The Fellas (Friends of Alcoholics Anonymous)

Tuesday, 25 November 2014

Alcohol research – ABMRF – The Foundation for Alcohol Research



ABMRF/The Foundation for Alcohol Research is the largest, independent, nonprofit foundation in North America devoted solely to supporting research on the effects of alcohol on health and behavior and on the prevention of alcohol-related problems.

The Foundation was established in 1982 as the Alcoholic Beverage Medical Research Foundation (ABMRF), a 501(c)(3) organization, with the support of the malt beverage industries of the United States and Canada. This important relationship continues today.

Headquartered in Baltimore, Maryland, the Foundation has supported research projects of more than 570 academic investigators at over 260 universities and research institutions in the United States and Canada. Many of North America's top researchers formed the basis for their groundbreaking work with Foundation grants early in their careers.“

Cheers

The Fellas (Friends of Alcoholics Anonymous)


PS For AA Minority Report 2013 click here

Alcohol research – Psych Central



psychcentral.com/

Psych Central is the Internet’s largest and oldest independent mental health social network. Since 1995, our award-winning website has been run by mental health professionals offering reliable, trusted information and over 200 support groups to consumers.

We are today’s modern voice for mental health information, emotional support and advocacy. With the broadest online reach and recognition of any mental health network today, we touch the lives of over 6 million people around the world every month. We’re also proud to represent the interests of our membership of over 400,000 people whose lives have been touched by a mental health concern.”

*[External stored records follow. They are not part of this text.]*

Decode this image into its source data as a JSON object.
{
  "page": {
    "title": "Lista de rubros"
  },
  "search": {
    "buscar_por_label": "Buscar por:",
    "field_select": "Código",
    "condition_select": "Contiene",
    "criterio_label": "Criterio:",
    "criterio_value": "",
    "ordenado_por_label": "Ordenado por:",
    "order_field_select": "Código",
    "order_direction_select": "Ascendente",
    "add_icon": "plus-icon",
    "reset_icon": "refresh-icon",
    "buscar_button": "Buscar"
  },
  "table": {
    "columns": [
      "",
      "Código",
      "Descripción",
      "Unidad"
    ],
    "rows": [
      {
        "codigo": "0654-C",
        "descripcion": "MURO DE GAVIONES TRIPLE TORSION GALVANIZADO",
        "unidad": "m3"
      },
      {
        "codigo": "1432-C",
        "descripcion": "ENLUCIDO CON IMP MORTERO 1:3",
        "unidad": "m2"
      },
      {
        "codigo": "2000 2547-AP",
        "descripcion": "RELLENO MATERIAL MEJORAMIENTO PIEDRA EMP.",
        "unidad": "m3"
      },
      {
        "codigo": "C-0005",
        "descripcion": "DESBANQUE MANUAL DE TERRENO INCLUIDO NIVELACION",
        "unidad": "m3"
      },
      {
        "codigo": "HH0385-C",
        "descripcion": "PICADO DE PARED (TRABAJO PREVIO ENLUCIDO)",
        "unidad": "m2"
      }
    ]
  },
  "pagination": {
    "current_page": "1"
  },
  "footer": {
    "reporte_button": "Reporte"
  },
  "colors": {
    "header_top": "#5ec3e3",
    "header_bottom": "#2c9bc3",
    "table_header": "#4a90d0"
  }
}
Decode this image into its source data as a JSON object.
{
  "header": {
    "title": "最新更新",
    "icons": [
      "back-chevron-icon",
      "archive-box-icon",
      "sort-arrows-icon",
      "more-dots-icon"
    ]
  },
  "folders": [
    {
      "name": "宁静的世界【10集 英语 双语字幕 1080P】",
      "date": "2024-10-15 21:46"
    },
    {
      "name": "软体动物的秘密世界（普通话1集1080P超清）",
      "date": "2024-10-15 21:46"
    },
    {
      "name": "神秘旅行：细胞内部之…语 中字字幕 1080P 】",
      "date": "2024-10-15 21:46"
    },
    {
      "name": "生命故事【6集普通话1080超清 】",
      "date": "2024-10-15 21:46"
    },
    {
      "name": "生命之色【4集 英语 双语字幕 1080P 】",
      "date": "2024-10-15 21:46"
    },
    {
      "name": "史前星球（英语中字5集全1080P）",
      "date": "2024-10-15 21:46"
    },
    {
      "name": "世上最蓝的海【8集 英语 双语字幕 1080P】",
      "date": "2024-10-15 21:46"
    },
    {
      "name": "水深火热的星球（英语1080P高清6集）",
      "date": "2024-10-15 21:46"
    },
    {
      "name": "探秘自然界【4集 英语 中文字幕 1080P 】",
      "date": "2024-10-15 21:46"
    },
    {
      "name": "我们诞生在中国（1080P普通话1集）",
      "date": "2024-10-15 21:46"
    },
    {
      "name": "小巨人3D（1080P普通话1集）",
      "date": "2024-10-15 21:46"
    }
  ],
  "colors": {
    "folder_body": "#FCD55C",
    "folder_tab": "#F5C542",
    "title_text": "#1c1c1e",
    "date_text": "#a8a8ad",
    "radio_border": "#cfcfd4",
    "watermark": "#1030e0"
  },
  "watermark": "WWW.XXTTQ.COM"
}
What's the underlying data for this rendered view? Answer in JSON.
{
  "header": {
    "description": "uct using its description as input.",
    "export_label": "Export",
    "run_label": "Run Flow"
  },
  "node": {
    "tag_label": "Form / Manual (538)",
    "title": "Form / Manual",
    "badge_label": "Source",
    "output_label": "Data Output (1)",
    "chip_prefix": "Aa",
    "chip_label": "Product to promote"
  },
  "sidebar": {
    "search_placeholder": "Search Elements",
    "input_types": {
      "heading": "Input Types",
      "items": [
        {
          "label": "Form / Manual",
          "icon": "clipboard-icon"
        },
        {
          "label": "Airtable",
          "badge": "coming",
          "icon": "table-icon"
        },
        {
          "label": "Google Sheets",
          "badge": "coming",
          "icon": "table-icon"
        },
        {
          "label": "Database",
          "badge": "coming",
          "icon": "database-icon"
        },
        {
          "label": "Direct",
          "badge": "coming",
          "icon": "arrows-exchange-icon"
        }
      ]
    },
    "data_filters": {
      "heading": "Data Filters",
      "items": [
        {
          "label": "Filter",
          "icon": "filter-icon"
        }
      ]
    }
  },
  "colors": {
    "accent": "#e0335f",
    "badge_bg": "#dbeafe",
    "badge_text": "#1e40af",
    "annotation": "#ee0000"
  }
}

Cheers

The Fellas (Friends of Alcoholics Anonymous)


PS For AA Minority Report 2013 click here

Monday, 24 November 2014

The Bill W - Yale Correspondence, February, 1978, Bill W



Cheers

The Fellas (Friends of Alcoholics Anonymous)


PS For AA Minority Report 2013 click here

Sunday, 23 November 2014

Alcohol research – Centre for Alcohol & Addiction Studies (Brown University)



caas.brown.edu

The Brown University Center for Alcohol and Addiction Studies (CAAS) is an internationally renowned research center in alcohol research. The mission is twofold: to conduct collaborative research that will lead to more effective treatment for alcohol and drug abuse, and to create a nationwide program in substance abuse, education and training for psychologists, physicians, medical students, and health care professionals.”

Cheers

The Fellas (Friends of Alcoholics Anonymous)


PS For AA Minority Report 2013 click here